I think we can understand that need if we place ourselves back in those days two years ago. The idea that a hostile foreign power might be actively assisting the Republican presidential campaign or that that campaign might be in league with that power was an almost inexplicable suggestion. The more legally precise term ‘conspiracy’ makes more sense today. But I don’t think you can really get to that reasoning without knowing about the elaborate and multi-pronged Russian campaign or the ever-unfolding list of meetings and contacts between the Trump campaign and various Russian operatives. Once you know those you can think more concretely about certain connections and whether particular chains of events that might constitute specific crimes. But at the outset things were much more amorphous and confused. It wasn’t at all clear what had happened or just what the hierarchies of different severities would be. The novelty and incredibility of what was being discussed was at war with the kind of precision or legal terminology many now crave.

One possible clue comes from another point I haven’t discussed yet. Not only did Mook not use the term “collusion”, he didn’t actually accuse the campaign of what most of us would now call “collusion”. He didn’t say the Trump campaign was in on it, or working with Russia or conspiring with Russia. He simply claimed, on the basis of what he said the campaign was hearing from “experts”, that the emails were hacked by Russian state actors (already semi-public information by this point) and that they were being released through Wikileaks to help Donald Trump. Here’s how Mook put it to Jake Tapper and then how Tapper put the question to Donald Trump Jr a short time later.

Just what was being talked about then evolved over the course of the day. On CNN, Mook pressed Russian support for Donald Trump and Tapper kept the focus there. It was George Stephanopolous who pressed Mook on whether he was suggesting ties between Trump and Putin’s government. Later in the show he put the question more broadly to Paul Manafort, asking him about “troubling signs of ties between the Putin regime and your campaign”. That yielded what appears to be Manafort’s most categorical denial.

The idea that Russia was intervening to help elect Trump and the idea that Trump and Russia were somehow working together were mixed up and discussed almost interchangeably. The Examiner mashed both exchanges together as claims of “collusion”. The fact that these are dramatically different scenarios, which seems obvious to us today, doesn’t seem that clear. And yet it’s not clear that this earlier conflation isn’t the more logical approach. One party doesn’t normally do a major and risky favor for another party if the two have nothing to do with each other. It’s possible. But it’s hardly the default assumption. Here we get to the heart of the issue. This vague and by design mushy and elusive word seemed so natural and inescapable because it was so hard to figure, so hard to contemplate what might be happening and what it would mean if certain facts were ascertained.
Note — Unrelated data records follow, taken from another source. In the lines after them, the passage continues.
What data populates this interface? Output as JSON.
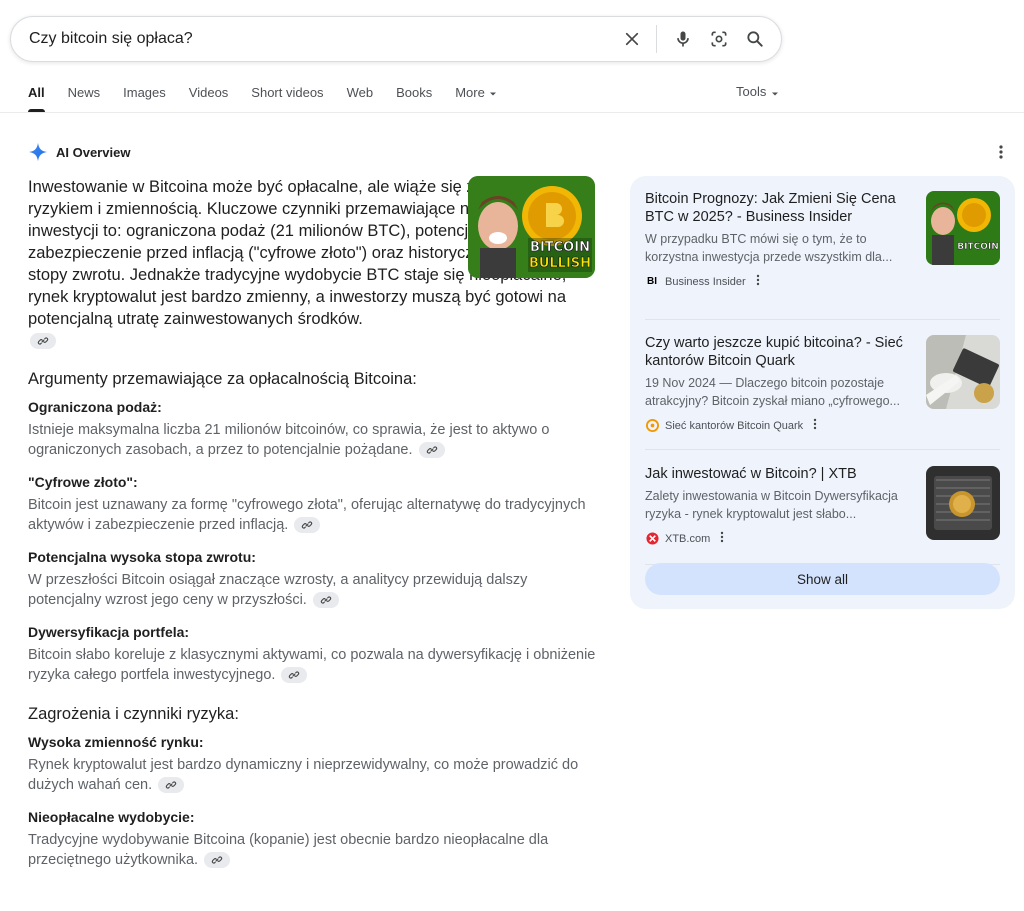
{
  "search": {
    "query": "Czy bitcoin się opłaca?"
  },
  "tabs": [
    "All",
    "News",
    "Images",
    "Videos",
    "Short videos",
    "Web",
    "Books",
    "More"
  ],
  "tools_label": "Tools",
  "ai_overview": {
    "label": "AI Overview",
    "intro": "Inwestowanie w Bitcoina może być opłacalne, ale wiąże się z wysokim ryzykiem i zmiennością. Kluczowe czynniki przemawiające na korzyść inwestycji to: ograniczona podaż (21 milionów BTC), potencjał jako zabezpieczenie przed inflacją (\"cyfrowe złoto\") oraz historyczne wysokie stopy zwrotu. Jednakże tradycyjne wydobycie BTC staje się nieopłacalne, rynek kryptowalut jest bardzo zmienny, a inwestorzy muszą być gotowi na potencjalną utratę zainwestowanych środków.",
    "thumb_text": "BITCOIN BULLISH",
    "sections": [
      {
        "heading": "Argumenty przemawiające za opłacalnością Bitcoina:",
        "items": [
          {
            "title": "Ograniczona podaż:",
            "body": "Istnieje maksymalna liczba 21 milionów bitcoinów, co sprawia, że jest to aktywo o ograniczonych zasobach, a przez to potencjalnie pożądane."
          },
          {
            "title": "\"Cyfrowe złoto\":",
            "body": "Bitcoin jest uznawany za formę \"cyfrowego złota\", oferując alternatywę do tradycyjnych aktywów i zabezpieczenie przed inflacją."
          },
          {
            "title": "Potencjalna wysoka stopa zwrotu:",
            "body": "W przeszłości Bitcoin osiągał znaczące wzrosty, a analitycy przewidują dalszy potencjalny wzrost jego ceny w przyszłości."
          },
          {
            "title": "Dywersyfikacja portfela:",
            "body": "Bitcoin słabo koreluje z klasycznymi aktywami, co pozwala na dywersyfikację i obniżenie ryzyka całego portfela inwestycyjnego."
          }
        ]
      },
      {
        "heading": "Zagrożenia i czynniki ryzyka:",
        "items": [
          {
            "title": "Wysoka zmienność rynku:",
            "body": "Rynek kryptowalut jest bardzo dynamiczny i nieprzewidywalny, co może prowadzić do dużych wahań cen."
          },
          {
            "title": "Nieopłacalne wydobycie:",
            "body": "Tradycyjne wydobywanie Bitcoina (kopanie) jest obecnie bardzo nieopłacalne dla przeciętnego użytkownika."
          }
        ]
      }
    ]
  },
  "sources": [
    {
      "title": "Bitcoin Prognozy: Jak Zmieni Się Cena BTC w 2025? - Business Insider",
      "snippet": "W przypadku BTC mówi się o tym, że to korzystna inwestycja przede wszystkim dla...",
      "source": "Business Insider",
      "favicon_text": "BI",
      "thumb_text": "BITCOIN"
    },
    {
      "title": "Czy warto jeszcze kupić bitcoina? - Sieć kantorów Bitcoin Quark",
      "snippet": "19 Nov 2024 — Dlaczego bitcoin pozostaje atrakcyjny? Bitcoin zyskał miano „cyfrowego...",
      "source": "Sieć kantorów Bitcoin Quark"
    },
    {
      "title": "Jak inwestować w Bitcoin? | XTB",
      "snippet": "Zalety inwestowania w Bitcoin Dywersyfikacja ryzyka - rynek kryptowalut jest słabo...",
      "source": "XTB.com"
    }
  ],
  "show_all_label": "Show all",
  "colors": {
    "accent": "#1a73e8",
    "panel_bg": "#eef3fc",
    "show_all_bg": "#d3e3fd",
    "xtb_red": "#e3262f",
    "quark_orange": "#f29900"
  }
}
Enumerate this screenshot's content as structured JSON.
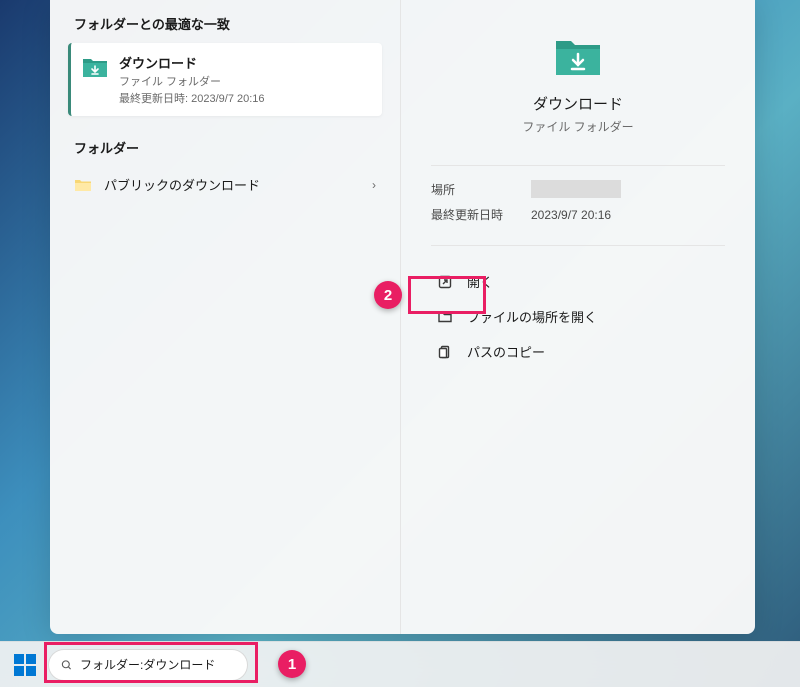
{
  "left": {
    "best_match_header": "フォルダーとの最適な一致",
    "best_match": {
      "title": "ダウンロード",
      "subtitle": "ファイル フォルダー",
      "meta": "最終更新日時: 2023/9/7 20:16"
    },
    "folder_header": "フォルダー",
    "other_folder": "パブリックのダウンロード"
  },
  "preview": {
    "title": "ダウンロード",
    "subtitle": "ファイル フォルダー",
    "location_label": "場所",
    "modified_label": "最終更新日時",
    "modified_value": "2023/9/7 20:16",
    "actions": {
      "open": "開く",
      "open_location": "ファイルの場所を開く",
      "copy_path": "パスのコピー"
    }
  },
  "search": {
    "value": "フォルダー:ダウンロード"
  },
  "annotations": {
    "one": "1",
    "two": "2"
  }
}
Building on Clark’s reconstruction, The Examiner gets apparent pride of place for first using the word. But if Morrongiello and Giaritelli or ABC hadn’t, it seems all but certain that someone else, quickly, would have. Like a new biological niche shaping a new life form that would fill it, it was an almost organic process rather than someone first spinning the issue or applying a template of their own interpretation which simply caught on. It still makes sense, even though “conspiracy” is a more legally meaningful term, because we are still trying to make sense of not simply what happened but what it means that it did. The entire saga is one our system of government and history leaves us largely unprepared to grapple with.
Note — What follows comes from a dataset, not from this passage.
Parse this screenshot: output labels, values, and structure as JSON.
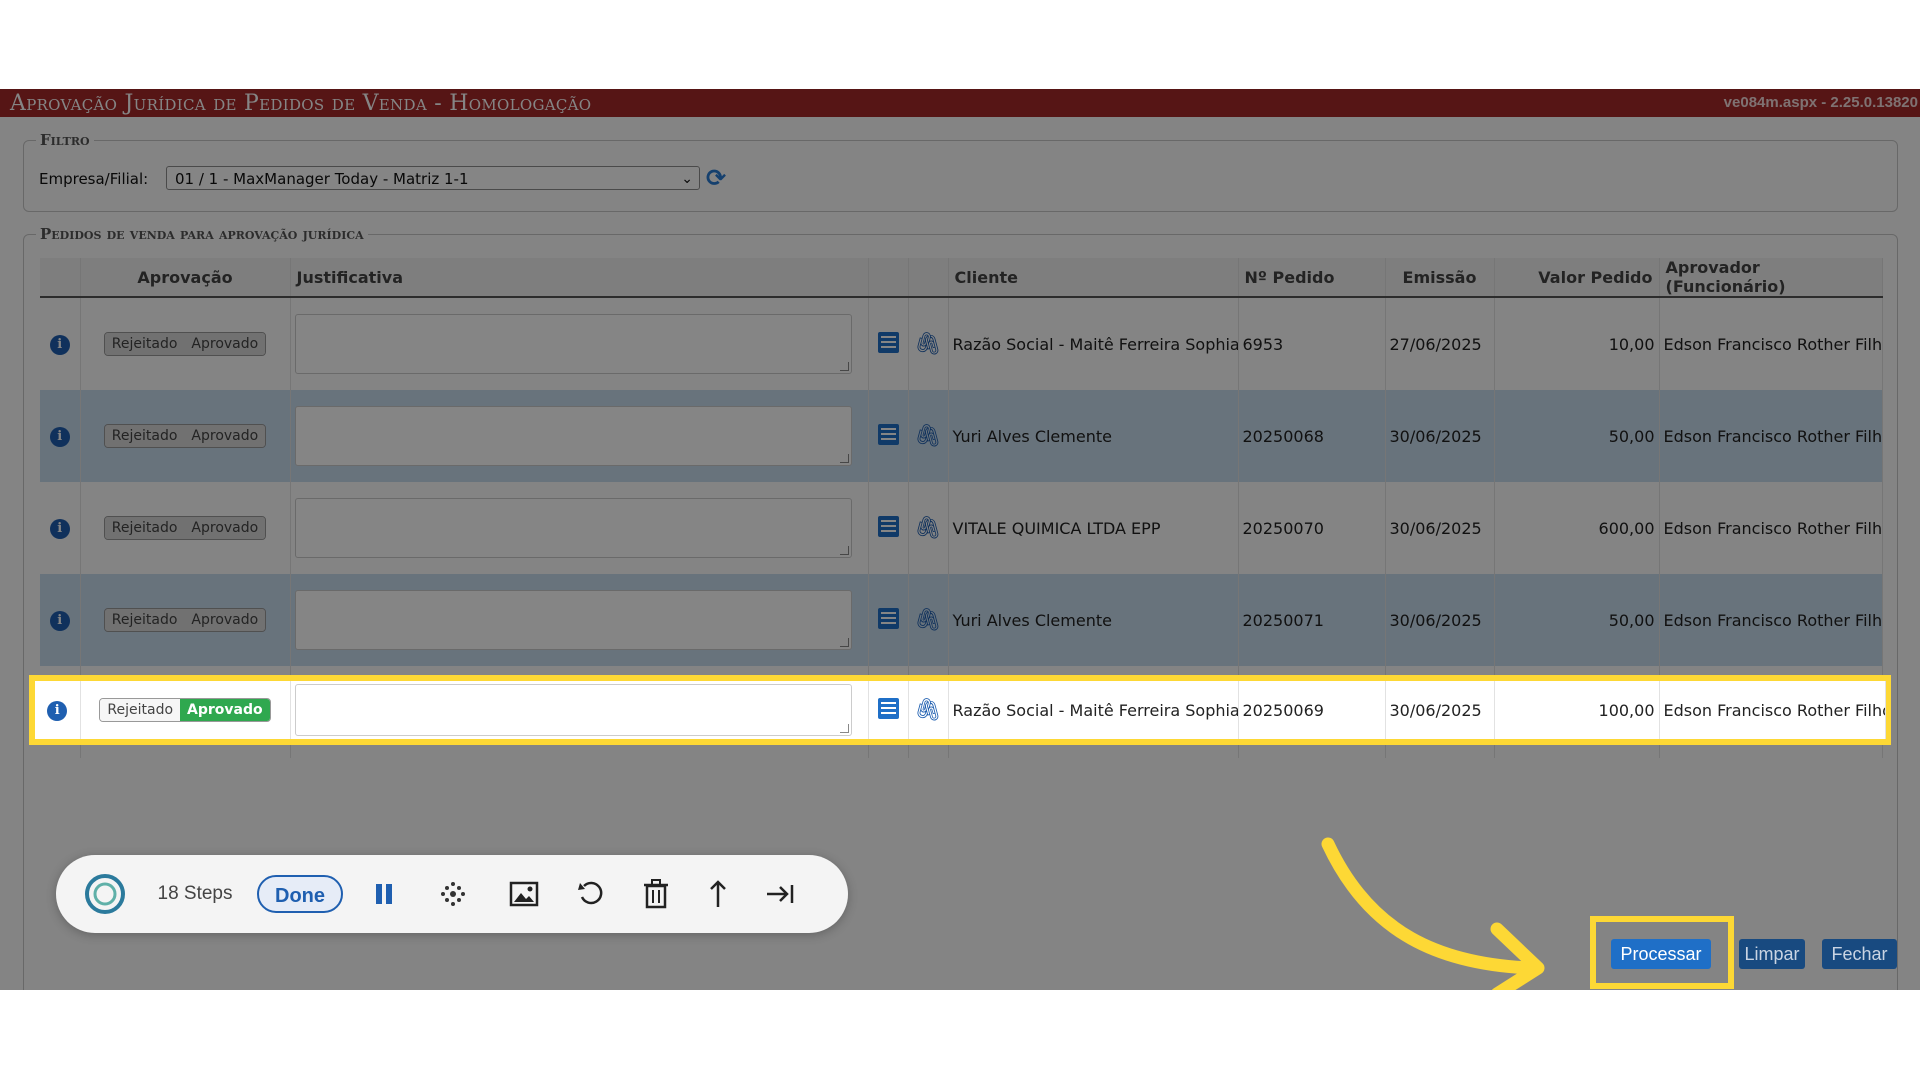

Latest Editors' Blog
Masthead Masthead
Founder & Editor-in-Chief:
Executive Editor:
Managing Editor:
Associate Editor:
Editor at Large:
General Counsel:
Head of Product:
Director of Technology:
Associate Publisher:
Front End Developer:
Senior Designer: